The new year starts in Japan with the energy of a cultural tsunami.
The first three days of January, Japanese exchange cards, sip spiced “otoso” rice wine and throw parties for co-workers and friends. They visit shrines, temples and relatives, even if they have to cross the country. They eat symbolic new year foods in homes they’ve spent days, if not weeks, cleaning.
On Saturday, South Sound residents can celebrate a condensed version of the holiday at Oshogatsu in Olympia: A Traditional Japanese Family New Year Celebration.
It’s believed to be the first community- wide celebration in Olympia of “oshogatsu,” the Japanese word for new year, said Peter Okada, event co-organizer.
The Olympia-Kato Sister City Association is sponsoring the day of free activities and demonstrations at the Olympia Center. The association promotes cross-cultural understanding with Olympia’s sister city and coordinates annual exchanges of high school students and community leaders between the two cities.
It is the group that has co-organized the huge Bon Odori celebration for 24 summers in Olympia, when people wear “yukata” (an informal cotton kimono) and perform Japanese dance in the streets.
Okada hopes Oshogatsu will become an annual festival in Olympia.
“This is roughly six months apart from the Bon Odori. We now have a very colorful summer event and, we hope, a very fun and colorful and interesting winter event that helps to bring our community out of the winter doldrums,” said Okada, 61, of Olympia.
In contrast to the summer Bon Odori, he added, “Oshogatsu is more of a family observance. It’s very important for families to be together. It’s hugely symbolic in almost everything you see and touch and eat.”
The typical new year’s meal, for instance, includes sweetened black soybeans called “kuromame.” Eating the black beans symbolizes the wish to stay healthy in the coming year.
Saturday’s festivities begin with the making of “mochi,” another traditional new year’s food. Visitors can wield a wooden mallet to pound hot, sweet rice into a smooth pasty dough, then use their hands to form the dough into round, palm-size cakes.
Children can play Japanese-style “hanetsuki” badminton, a popular new year’s game, and fold “origami” paper into animal shapes. Instead of pinning a tail on the donkey, blind-folded youngsters can try to pin a nose, eyes, or mouth on a paper human face. Volunteers from Hands on Children’s Museum will help kids make six-sided kites to take home and fly.
Elsewhere at the center, artists from throughout Puget Sound will demonstrate Japanese calligraphy, paper cutting, block printing and embroidery. Craftsmen will tie elaborate “mizu-hiki” cord into fancy knots and make intricately decorated ornamental balls called “mari.”
Visitors can try on a kimono and watch the animé movie, “Miyori in the Sacred Forest.”
A half-dozen groups will perform classical Japanese dance, play the koto (Japanese harp), the stringed shamisen and the taiko drum. Visitors can see martial arts demonstrations of aikido, kendo fencing and iado sword drawing.
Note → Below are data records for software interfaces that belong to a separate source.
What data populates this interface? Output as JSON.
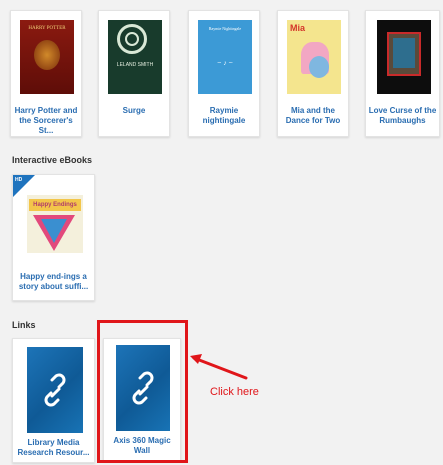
{
  "books": [
    {
      "label": "Harry Potter and the Sorcerer's St...",
      "cover_text": "HARRY POTTER"
    },
    {
      "label": "Surge",
      "cover_text": "LELAND SMITH"
    },
    {
      "label": "Raymie nightingale",
      "cover_text": "Raymie Nightingale"
    },
    {
      "label": "Mia and the Dance for Two",
      "cover_text": "Mia"
    },
    {
      "label": "Love Curse of the Rumbaughs",
      "cover_text": ""
    }
  ],
  "interactive": {
    "title": "Interactive eBooks",
    "items": [
      {
        "label": "Happy end-ings a story about suffi...",
        "badge": "HD",
        "cover_text": "Happy Endings"
      }
    ]
  },
  "links": {
    "title": "Links",
    "items": [
      {
        "label": "Library Media Research Resour..."
      },
      {
        "label": "Axis 360 Magic Wall"
      }
    ]
  },
  "annotation": {
    "text": "Click here",
    "color": "#e0161a"
  },
  "colors": {
    "link_text": "#2a6db1",
    "background": "#f2f2f2"
  }
}
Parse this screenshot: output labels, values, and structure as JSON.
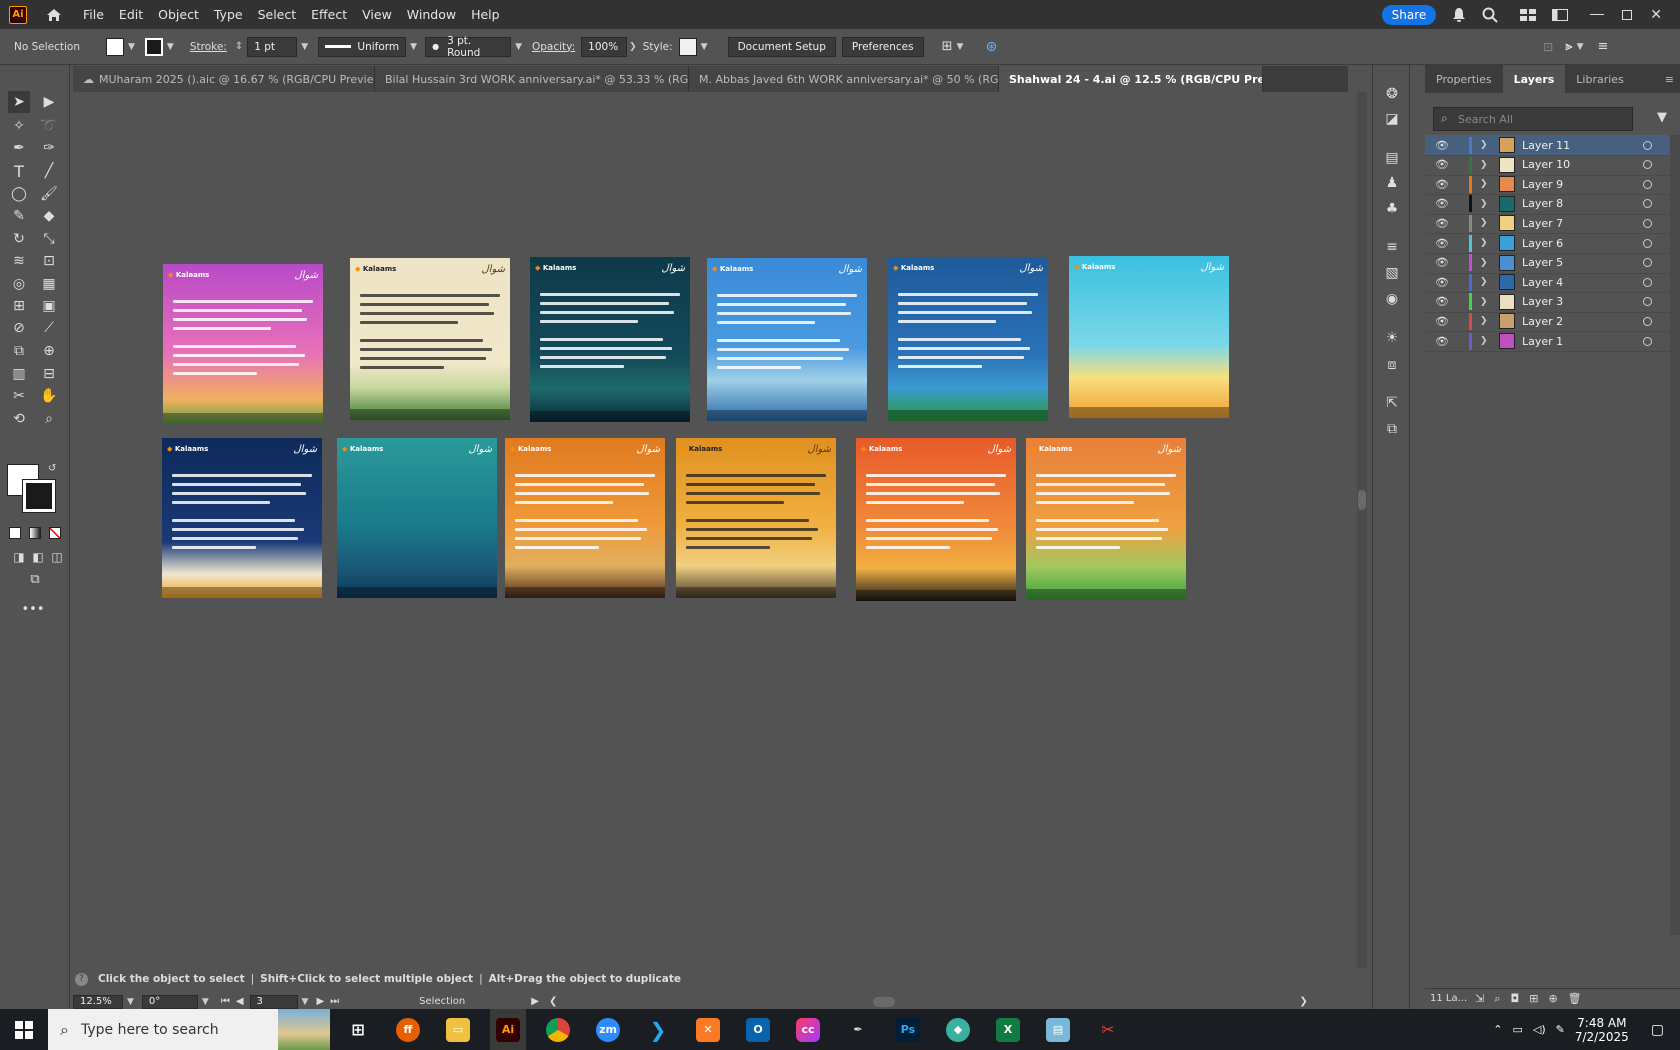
{
  "app": {
    "logo": "Ai",
    "home_icon": "home-icon"
  },
  "menu": [
    "File",
    "Edit",
    "Object",
    "Type",
    "Select",
    "Effect",
    "View",
    "Window",
    "Help"
  ],
  "header_right": {
    "share": "Share"
  },
  "control": {
    "selection": "No Selection",
    "stroke_label": "Stroke:",
    "stroke_value": "1 pt",
    "stroke_profile": "Uniform",
    "brush": "3 pt. Round",
    "opacity_label": "Opacity:",
    "opacity_value": "100%",
    "style_label": "Style:",
    "doc_setup": "Document Setup",
    "preferences": "Preferences"
  },
  "tabs": [
    {
      "label": "MUharam 2025 ().aic @ 16.67 % (RGB/CPU Previe..."
    },
    {
      "label": "Bilal Hussain  3rd  WORK anniversary.ai* @ 53.33 % (RG..."
    },
    {
      "label": "M. Abbas Javed  6th  WORK anniversary.ai* @ 50 % (RG..."
    },
    {
      "label": "Shahwal 24 - 4.ai @ 12.5 % (RGB/CPU Preview)",
      "active": true
    }
  ],
  "panel": {
    "tabs": [
      "Properties",
      "Layers",
      "Libraries"
    ],
    "search_placeholder": "Search All",
    "footer": "11 La..."
  },
  "layers": [
    {
      "name": "Layer 11",
      "color": "#4a7ac8",
      "thumb": "#d9a25a",
      "selected": true
    },
    {
      "name": "Layer 10",
      "color": "#2d7a3a",
      "thumb": "#ece4c4"
    },
    {
      "name": "Layer 9",
      "color": "#e07a1f",
      "thumb": "#e48a4a"
    },
    {
      "name": "Layer 8",
      "color": "#111111",
      "thumb": "#1a6a6a"
    },
    {
      "name": "Layer 7",
      "color": "#888888",
      "thumb": "#f0d080"
    },
    {
      "name": "Layer 6",
      "color": "#4ec8d8",
      "thumb": "#3aa0d8"
    },
    {
      "name": "Layer 5",
      "color": "#c84ad8",
      "thumb": "#4a90d0"
    },
    {
      "name": "Layer 4",
      "color": "#4a6ad8",
      "thumb": "#2a6aa8"
    },
    {
      "name": "Layer 3",
      "color": "#3ad84a",
      "thumb": "#e8e0c0"
    },
    {
      "name": "Layer 2",
      "color": "#d84a4a",
      "thumb": "#c8a070"
    },
    {
      "name": "Layer 1",
      "color": "#6a5ad8",
      "thumb": "#c050c0"
    }
  ],
  "status": {
    "hint_1": "Click the object to select",
    "hint_2": "Shift+Click to select multiple object",
    "hint_3": "Alt+Drag the object to duplicate",
    "zoom": "12.5%",
    "rotation": "0°",
    "artboard_num": "3",
    "tool": "Selection"
  },
  "artboard_text": {
    "logo": "Kalaams",
    "mark": "شوال"
  },
  "artboards": [
    {
      "bg": "linear-gradient(#b84ac8,#e870b8 55%,#f0b060 85%,#5aa040)",
      "dark": false
    },
    {
      "bg": "linear-gradient(#ece4c4,#f0e8c8 65%,#c8d8a0 80%,#3a7a30)",
      "dark": true
    },
    {
      "bg": "linear-gradient(#0e3a4a,#134a5a 60%,#1e6a6a 80%,#0a2a3a)",
      "dark": false
    },
    {
      "bg": "linear-gradient(#3a8ad8,#4a9ae0 55%,#a0d0e8 75%,#2a6aa8)",
      "dark": false
    },
    {
      "bg": "linear-gradient(#1e5a9a,#2a72b8 60%,#3a9ad0 80%,#2a9a3a)",
      "dark": false
    },
    {
      "bg": "linear-gradient(#3ac0e0,#7ad8e8 55%,#f8e080 75%,#f0a030)",
      "dark": false
    },
    {
      "bg": "linear-gradient(#0e2a5a,#1a3a78 65%,#f0e8d0 85%,#f0a020)",
      "dark": false
    },
    {
      "bg": "linear-gradient(#2a9a9a,#1a7a8a 55%,#1a5a7a 80%,#0e3a5a)",
      "dark": false
    },
    {
      "bg": "linear-gradient(#e07a1f,#f09a3a 55%,#e0b060 80%,#4a2a1a)",
      "dark": false
    },
    {
      "bg": "linear-gradient(#e0901f,#f0b040 55%,#f0d080 80%,#4a3a2a)",
      "dark": true
    },
    {
      "bg": "linear-gradient(#e85a2a,#f08a3a 55%,#f0b040 80%,#1a1a1a)",
      "dark": false
    },
    {
      "bg": "linear-gradient(#e8803a,#f0a040 55%,#a0c860 80%,#3aa03a)",
      "dark": false
    }
  ],
  "taskbar": {
    "search": "Type here to search",
    "time": "7:48 AM",
    "date": "7/2/2025"
  }
}
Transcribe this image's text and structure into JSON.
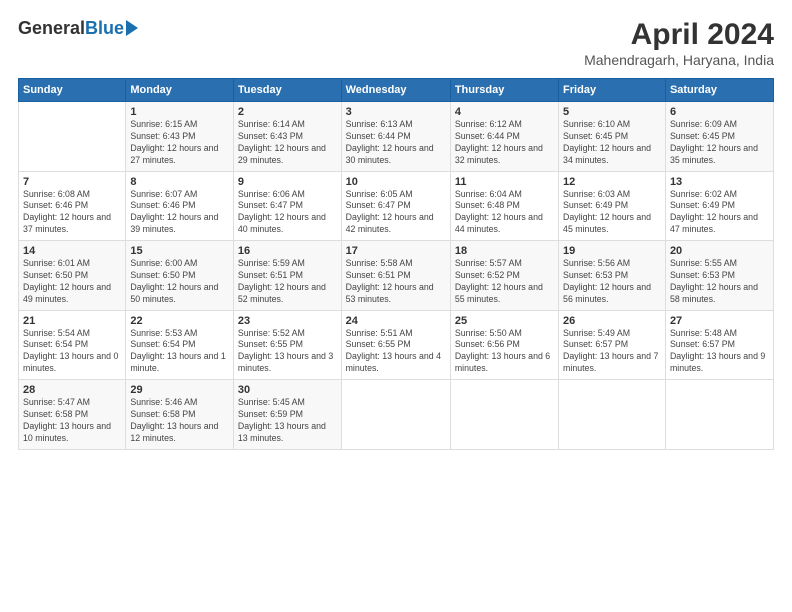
{
  "logo": {
    "general": "General",
    "blue": "Blue"
  },
  "title": "April 2024",
  "subtitle": "Mahendragarh, Haryana, India",
  "days_header": [
    "Sunday",
    "Monday",
    "Tuesday",
    "Wednesday",
    "Thursday",
    "Friday",
    "Saturday"
  ],
  "weeks": [
    [
      {
        "num": "",
        "sunrise": "",
        "sunset": "",
        "daylight": ""
      },
      {
        "num": "1",
        "sunrise": "Sunrise: 6:15 AM",
        "sunset": "Sunset: 6:43 PM",
        "daylight": "Daylight: 12 hours and 27 minutes."
      },
      {
        "num": "2",
        "sunrise": "Sunrise: 6:14 AM",
        "sunset": "Sunset: 6:43 PM",
        "daylight": "Daylight: 12 hours and 29 minutes."
      },
      {
        "num": "3",
        "sunrise": "Sunrise: 6:13 AM",
        "sunset": "Sunset: 6:44 PM",
        "daylight": "Daylight: 12 hours and 30 minutes."
      },
      {
        "num": "4",
        "sunrise": "Sunrise: 6:12 AM",
        "sunset": "Sunset: 6:44 PM",
        "daylight": "Daylight: 12 hours and 32 minutes."
      },
      {
        "num": "5",
        "sunrise": "Sunrise: 6:10 AM",
        "sunset": "Sunset: 6:45 PM",
        "daylight": "Daylight: 12 hours and 34 minutes."
      },
      {
        "num": "6",
        "sunrise": "Sunrise: 6:09 AM",
        "sunset": "Sunset: 6:45 PM",
        "daylight": "Daylight: 12 hours and 35 minutes."
      }
    ],
    [
      {
        "num": "7",
        "sunrise": "Sunrise: 6:08 AM",
        "sunset": "Sunset: 6:46 PM",
        "daylight": "Daylight: 12 hours and 37 minutes."
      },
      {
        "num": "8",
        "sunrise": "Sunrise: 6:07 AM",
        "sunset": "Sunset: 6:46 PM",
        "daylight": "Daylight: 12 hours and 39 minutes."
      },
      {
        "num": "9",
        "sunrise": "Sunrise: 6:06 AM",
        "sunset": "Sunset: 6:47 PM",
        "daylight": "Daylight: 12 hours and 40 minutes."
      },
      {
        "num": "10",
        "sunrise": "Sunrise: 6:05 AM",
        "sunset": "Sunset: 6:47 PM",
        "daylight": "Daylight: 12 hours and 42 minutes."
      },
      {
        "num": "11",
        "sunrise": "Sunrise: 6:04 AM",
        "sunset": "Sunset: 6:48 PM",
        "daylight": "Daylight: 12 hours and 44 minutes."
      },
      {
        "num": "12",
        "sunrise": "Sunrise: 6:03 AM",
        "sunset": "Sunset: 6:49 PM",
        "daylight": "Daylight: 12 hours and 45 minutes."
      },
      {
        "num": "13",
        "sunrise": "Sunrise: 6:02 AM",
        "sunset": "Sunset: 6:49 PM",
        "daylight": "Daylight: 12 hours and 47 minutes."
      }
    ],
    [
      {
        "num": "14",
        "sunrise": "Sunrise: 6:01 AM",
        "sunset": "Sunset: 6:50 PM",
        "daylight": "Daylight: 12 hours and 49 minutes."
      },
      {
        "num": "15",
        "sunrise": "Sunrise: 6:00 AM",
        "sunset": "Sunset: 6:50 PM",
        "daylight": "Daylight: 12 hours and 50 minutes."
      },
      {
        "num": "16",
        "sunrise": "Sunrise: 5:59 AM",
        "sunset": "Sunset: 6:51 PM",
        "daylight": "Daylight: 12 hours and 52 minutes."
      },
      {
        "num": "17",
        "sunrise": "Sunrise: 5:58 AM",
        "sunset": "Sunset: 6:51 PM",
        "daylight": "Daylight: 12 hours and 53 minutes."
      },
      {
        "num": "18",
        "sunrise": "Sunrise: 5:57 AM",
        "sunset": "Sunset: 6:52 PM",
        "daylight": "Daylight: 12 hours and 55 minutes."
      },
      {
        "num": "19",
        "sunrise": "Sunrise: 5:56 AM",
        "sunset": "Sunset: 6:53 PM",
        "daylight": "Daylight: 12 hours and 56 minutes."
      },
      {
        "num": "20",
        "sunrise": "Sunrise: 5:55 AM",
        "sunset": "Sunset: 6:53 PM",
        "daylight": "Daylight: 12 hours and 58 minutes."
      }
    ],
    [
      {
        "num": "21",
        "sunrise": "Sunrise: 5:54 AM",
        "sunset": "Sunset: 6:54 PM",
        "daylight": "Daylight: 13 hours and 0 minutes."
      },
      {
        "num": "22",
        "sunrise": "Sunrise: 5:53 AM",
        "sunset": "Sunset: 6:54 PM",
        "daylight": "Daylight: 13 hours and 1 minute."
      },
      {
        "num": "23",
        "sunrise": "Sunrise: 5:52 AM",
        "sunset": "Sunset: 6:55 PM",
        "daylight": "Daylight: 13 hours and 3 minutes."
      },
      {
        "num": "24",
        "sunrise": "Sunrise: 5:51 AM",
        "sunset": "Sunset: 6:55 PM",
        "daylight": "Daylight: 13 hours and 4 minutes."
      },
      {
        "num": "25",
        "sunrise": "Sunrise: 5:50 AM",
        "sunset": "Sunset: 6:56 PM",
        "daylight": "Daylight: 13 hours and 6 minutes."
      },
      {
        "num": "26",
        "sunrise": "Sunrise: 5:49 AM",
        "sunset": "Sunset: 6:57 PM",
        "daylight": "Daylight: 13 hours and 7 minutes."
      },
      {
        "num": "27",
        "sunrise": "Sunrise: 5:48 AM",
        "sunset": "Sunset: 6:57 PM",
        "daylight": "Daylight: 13 hours and 9 minutes."
      }
    ],
    [
      {
        "num": "28",
        "sunrise": "Sunrise: 5:47 AM",
        "sunset": "Sunset: 6:58 PM",
        "daylight": "Daylight: 13 hours and 10 minutes."
      },
      {
        "num": "29",
        "sunrise": "Sunrise: 5:46 AM",
        "sunset": "Sunset: 6:58 PM",
        "daylight": "Daylight: 13 hours and 12 minutes."
      },
      {
        "num": "30",
        "sunrise": "Sunrise: 5:45 AM",
        "sunset": "Sunset: 6:59 PM",
        "daylight": "Daylight: 13 hours and 13 minutes."
      },
      {
        "num": "",
        "sunrise": "",
        "sunset": "",
        "daylight": ""
      },
      {
        "num": "",
        "sunrise": "",
        "sunset": "",
        "daylight": ""
      },
      {
        "num": "",
        "sunrise": "",
        "sunset": "",
        "daylight": ""
      },
      {
        "num": "",
        "sunrise": "",
        "sunset": "",
        "daylight": ""
      }
    ]
  ]
}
“Not all of these arts and crafts are directly related to oshogatsu, though some are,” Okada said. “What we’re trying to do is maintain some authenticity, but above all make this a very joyful event. It’s sort of an excuse to bring the best face of Japanese culture to Olympia. It’s never been done before. All these artists and crafters are coming down to share their skills and their art with the people of Thurston County.”
Tummies have not been forgotten. Hungry visitors can purchase teriyaki chicken and beef, mochi, yakisoba, sushi and other fare from the land of the rising sun.
“People can come in there and for six hours can not only observe Japanese culture but they’ll see it, they’ll hear it, they’ll wear it, they’ll taste it,” Okada said, “and maybe for six hours experience how joyful it is to be Japanese – and what’s wrong with that?”
Debby Abe: 253-597-8694, email@example.com